| Action item |
Each line of the listing where "text" appears should be reported.

| Raw data |
════════════════════
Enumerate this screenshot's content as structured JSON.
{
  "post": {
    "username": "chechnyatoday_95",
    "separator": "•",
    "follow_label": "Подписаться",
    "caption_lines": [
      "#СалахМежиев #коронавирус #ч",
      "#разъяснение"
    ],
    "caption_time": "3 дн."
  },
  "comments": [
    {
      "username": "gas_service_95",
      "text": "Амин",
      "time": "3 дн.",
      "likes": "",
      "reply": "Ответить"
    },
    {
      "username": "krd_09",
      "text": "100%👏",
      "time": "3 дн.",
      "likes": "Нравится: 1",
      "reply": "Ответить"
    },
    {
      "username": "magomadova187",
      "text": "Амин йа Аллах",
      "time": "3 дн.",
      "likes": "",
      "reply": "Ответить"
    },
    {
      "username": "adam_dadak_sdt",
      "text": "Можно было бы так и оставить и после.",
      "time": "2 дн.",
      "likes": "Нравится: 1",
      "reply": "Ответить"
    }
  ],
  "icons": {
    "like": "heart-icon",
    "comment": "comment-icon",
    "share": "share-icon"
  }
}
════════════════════
| Solution to this problem |
      "text": "Амин",
      "text": "100%👏",
      "text": "Амин йа Аллах",
      "text": "Можно было бы так и оставить и после.",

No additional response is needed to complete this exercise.